Recently finished a superb book on Socrates by Paul Johnson. I was intrigued by some of Johnson’s arguments and had to revisit a couple of the original dialogues of Plato, Protagoras and Meno in a very good translation by Adam Beresford as well as to re-read Xenophon’s Apology. There is a lot of metaphysics in Johnson’s account that associate Socrates with a monotheistic challenge to the religious establishment in Greece. The implication is that Socrates and Plato (even Protagoras and some sophists) provide a counterpoint to Hebrew Torah as codified by Ezra. The non-stated but implied conclusion is that Christian dogma is an attempt to reconcile the two theologies.
I am intrigued by potential contradictions in Socratic thought. This calls for an elenchus of his argument (no pun intended).
Socrate’s conviction and execution (399BC) is a defining moment in the way he has been perceived. Here is a man who subjects to the laws of his land, making the ultimate sacrifice when his fellow countrymen find him guilty of not honouring their gods and corrupting the youth with new ideas. It appears he could have avoided this fate and seek exile, like Anaxagoras, by being more accommodating to the jury. But during the sentencing stage of his trial he instead mocked them by suggesting they should punish him by awarding him free meals for life. An initial 280/220 guilty verdict deteriorated to a 360/140 vote for a death sentence.
But not all laws and decisions are just. If one accepts the logic that a decision by a jury is just because the law has been upheld the millions of Nazi victims should have accepted their persecution as just. Those whose land is conquered should submit to the new laws, even when these imply their extermination as we currently witness in parts of Syria and Iraq. A law can be the will of the many (and often reflect the will of the powerful) and not be just.
To put this in the context of Socrate’s times and understand the case for the prosecution, Socrates was associated to a number of well known autocrats, including the leader of the thirty tyrants, Critias and Alcibiades the traitor of Athens to the Spartans and the Persians. He was therefore seen to be part of an elite that challenged democracy. Indeed it can be said that he was seen as part of an elite, most Platonic dialogues have him attend a sumptuous symposium or converse with wealthy men. Most philosophers at the time, made a living by educating the children of the rich.
I have always been intrigued by the argument that a man who put reason above all could choose a course of action that appears to have contradictory reasoning. If the record is accurate, he placed his principles above the welfare of others. In Plato’s dialogue Kriton, he is offered the chance of escape, but claims justice is more important than his life and his children’s welfare. This argument comes from a man who believed many of the laws of his polis were unjust, who in their time have seen these laws often changed, who had himself called for the change of some of them and witnessed the jury (Vouli) take many decisions that were later reversed as unjust.

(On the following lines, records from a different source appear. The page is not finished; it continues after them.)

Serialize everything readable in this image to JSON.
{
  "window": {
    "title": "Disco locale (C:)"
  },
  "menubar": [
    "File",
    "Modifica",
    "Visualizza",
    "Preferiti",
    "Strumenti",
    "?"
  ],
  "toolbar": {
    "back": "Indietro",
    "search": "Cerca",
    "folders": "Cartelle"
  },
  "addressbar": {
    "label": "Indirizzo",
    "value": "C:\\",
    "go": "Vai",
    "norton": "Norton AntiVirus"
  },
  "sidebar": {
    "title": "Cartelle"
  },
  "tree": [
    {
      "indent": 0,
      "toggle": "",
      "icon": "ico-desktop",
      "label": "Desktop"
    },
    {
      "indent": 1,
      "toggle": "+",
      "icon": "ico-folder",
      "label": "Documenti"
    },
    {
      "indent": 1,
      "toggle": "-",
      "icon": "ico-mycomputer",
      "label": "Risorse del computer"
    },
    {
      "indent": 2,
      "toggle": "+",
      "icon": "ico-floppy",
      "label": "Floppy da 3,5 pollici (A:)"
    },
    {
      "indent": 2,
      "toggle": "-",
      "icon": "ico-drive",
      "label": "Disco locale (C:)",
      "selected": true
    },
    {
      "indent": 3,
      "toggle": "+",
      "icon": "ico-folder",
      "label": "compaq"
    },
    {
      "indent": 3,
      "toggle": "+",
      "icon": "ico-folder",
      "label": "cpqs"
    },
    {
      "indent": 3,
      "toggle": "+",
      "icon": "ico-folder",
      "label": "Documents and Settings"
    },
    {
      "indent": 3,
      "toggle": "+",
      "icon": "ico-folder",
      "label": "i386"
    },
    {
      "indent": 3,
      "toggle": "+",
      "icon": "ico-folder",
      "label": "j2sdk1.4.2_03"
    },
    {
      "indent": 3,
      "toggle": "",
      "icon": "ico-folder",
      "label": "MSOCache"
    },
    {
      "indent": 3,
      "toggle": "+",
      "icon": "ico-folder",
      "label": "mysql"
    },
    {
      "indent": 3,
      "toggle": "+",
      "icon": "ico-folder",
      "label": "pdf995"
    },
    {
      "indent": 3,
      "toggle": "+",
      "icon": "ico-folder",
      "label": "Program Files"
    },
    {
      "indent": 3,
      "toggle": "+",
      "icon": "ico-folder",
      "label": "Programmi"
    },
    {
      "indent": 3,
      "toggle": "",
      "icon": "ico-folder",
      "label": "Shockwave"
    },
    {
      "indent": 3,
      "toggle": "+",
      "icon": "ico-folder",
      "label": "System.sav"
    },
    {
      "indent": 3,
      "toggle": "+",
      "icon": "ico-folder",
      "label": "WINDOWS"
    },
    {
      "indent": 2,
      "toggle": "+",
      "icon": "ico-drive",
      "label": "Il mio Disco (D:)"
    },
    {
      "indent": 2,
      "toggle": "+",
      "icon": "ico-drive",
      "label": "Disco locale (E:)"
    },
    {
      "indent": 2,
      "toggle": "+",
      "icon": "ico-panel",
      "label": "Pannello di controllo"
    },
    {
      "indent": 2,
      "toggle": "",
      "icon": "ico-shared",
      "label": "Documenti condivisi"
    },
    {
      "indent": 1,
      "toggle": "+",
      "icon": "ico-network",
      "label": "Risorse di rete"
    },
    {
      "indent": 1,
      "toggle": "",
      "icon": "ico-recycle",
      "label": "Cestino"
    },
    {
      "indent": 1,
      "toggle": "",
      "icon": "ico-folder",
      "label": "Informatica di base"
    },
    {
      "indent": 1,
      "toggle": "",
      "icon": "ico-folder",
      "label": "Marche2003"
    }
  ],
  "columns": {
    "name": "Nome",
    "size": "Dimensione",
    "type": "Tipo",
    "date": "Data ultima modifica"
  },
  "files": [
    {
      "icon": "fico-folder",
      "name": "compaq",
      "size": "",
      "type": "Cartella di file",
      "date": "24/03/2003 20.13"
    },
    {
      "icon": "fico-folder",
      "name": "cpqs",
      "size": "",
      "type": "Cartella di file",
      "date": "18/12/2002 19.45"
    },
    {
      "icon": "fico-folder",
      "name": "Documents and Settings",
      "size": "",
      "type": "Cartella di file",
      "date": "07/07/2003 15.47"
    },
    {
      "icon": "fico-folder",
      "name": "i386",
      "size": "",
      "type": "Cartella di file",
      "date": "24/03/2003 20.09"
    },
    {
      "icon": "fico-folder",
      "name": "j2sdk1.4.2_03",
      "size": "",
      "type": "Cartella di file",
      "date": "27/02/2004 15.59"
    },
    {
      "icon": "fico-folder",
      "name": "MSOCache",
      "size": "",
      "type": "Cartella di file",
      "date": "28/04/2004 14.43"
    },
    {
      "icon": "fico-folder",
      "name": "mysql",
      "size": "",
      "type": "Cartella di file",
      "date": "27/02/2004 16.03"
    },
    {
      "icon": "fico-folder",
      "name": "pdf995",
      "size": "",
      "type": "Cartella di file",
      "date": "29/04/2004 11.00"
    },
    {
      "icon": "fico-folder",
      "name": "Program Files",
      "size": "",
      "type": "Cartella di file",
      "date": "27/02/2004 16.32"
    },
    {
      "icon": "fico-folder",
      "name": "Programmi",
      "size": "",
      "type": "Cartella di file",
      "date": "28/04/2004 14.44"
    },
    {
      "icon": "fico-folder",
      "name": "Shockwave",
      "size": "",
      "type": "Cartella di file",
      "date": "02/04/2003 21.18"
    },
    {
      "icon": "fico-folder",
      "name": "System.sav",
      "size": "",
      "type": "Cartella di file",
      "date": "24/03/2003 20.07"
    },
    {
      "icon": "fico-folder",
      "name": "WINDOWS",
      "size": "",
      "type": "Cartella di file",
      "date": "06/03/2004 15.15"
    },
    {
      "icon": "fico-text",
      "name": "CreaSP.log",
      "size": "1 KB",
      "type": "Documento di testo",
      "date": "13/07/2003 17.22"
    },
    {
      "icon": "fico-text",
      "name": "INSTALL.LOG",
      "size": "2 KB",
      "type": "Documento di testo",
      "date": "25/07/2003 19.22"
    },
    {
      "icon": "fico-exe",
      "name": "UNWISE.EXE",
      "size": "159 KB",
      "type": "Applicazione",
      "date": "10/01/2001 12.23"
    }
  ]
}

Indeed only a few years earlier (406BC) Socrates was president of the assembly (epistates) when the generals that won the naval battle of Arginousae were put to death, unjustly accused for their failure to pick-up survivors from the sea.
Of course, our view of the life and demise of Socrates is heavily tainted by the view of his disciples, and particularly Plato, who have all but deified him in creating parables of ethics and justice. Maybe the man Socrates was as contradictory and prone to errors as other great human beings. As Xenophon suggests, his decision to subject to his punishment did not have to do with justice but his refusal to face old age.